I wish you were going to be in the Bellows’8 home. I think that would be “interesting”, as Jack says. When I was in New York I did nothing but go to plays because I had to do an article9 about them for the January McClures10. I’m afraid I shant get to Boston11 until late in the winter. It’s a curse to have to go to New York even. I’m having such fun here with a story that wakens up game every morning now. But, I say, its preposterously long! This is such a good place to work, and I can be out of doors so much. But I’ll weary you with my Hymn to Pittsburgh. Will you mail me “The Idiot”12? That is, if I am right in thinking I lent it to you and not to someone else. I can read long books here, and I can’t on Bank Street. Didn’t you like Garnett13's article14 in the last Atlantic15? I thought he managed to suggest the un-sayable pretty well, though he is loose writer and his pronouns tax the imagination. We16’ve been ree reading “The Awkward Age”17 aloud. I like it much to best of H. J.18 If there’s anything new worth reading, advise me of it, please.
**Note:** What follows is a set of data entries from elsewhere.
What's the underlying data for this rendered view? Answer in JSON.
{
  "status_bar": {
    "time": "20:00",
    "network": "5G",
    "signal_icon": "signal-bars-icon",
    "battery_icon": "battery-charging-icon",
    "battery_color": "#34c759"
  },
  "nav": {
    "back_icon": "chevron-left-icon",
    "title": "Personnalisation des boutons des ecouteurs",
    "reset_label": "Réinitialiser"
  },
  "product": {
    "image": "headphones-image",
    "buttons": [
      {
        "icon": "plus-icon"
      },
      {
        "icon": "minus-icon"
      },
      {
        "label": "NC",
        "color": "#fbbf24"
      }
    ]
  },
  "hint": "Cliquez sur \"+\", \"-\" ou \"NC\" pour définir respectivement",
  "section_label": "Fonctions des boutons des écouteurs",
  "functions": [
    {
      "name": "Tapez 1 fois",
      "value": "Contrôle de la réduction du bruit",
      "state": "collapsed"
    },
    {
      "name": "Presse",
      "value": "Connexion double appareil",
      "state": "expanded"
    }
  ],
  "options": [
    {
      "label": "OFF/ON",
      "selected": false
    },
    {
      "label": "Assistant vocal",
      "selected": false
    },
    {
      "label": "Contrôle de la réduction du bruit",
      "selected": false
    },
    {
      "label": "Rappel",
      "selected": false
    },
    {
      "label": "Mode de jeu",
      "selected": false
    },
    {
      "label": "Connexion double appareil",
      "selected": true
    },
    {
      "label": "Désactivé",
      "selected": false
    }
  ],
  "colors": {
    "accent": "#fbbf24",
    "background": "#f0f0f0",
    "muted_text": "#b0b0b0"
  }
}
God help me all through the Christmas congestion. It’s bad enough, even here.

Yours always W. S. C.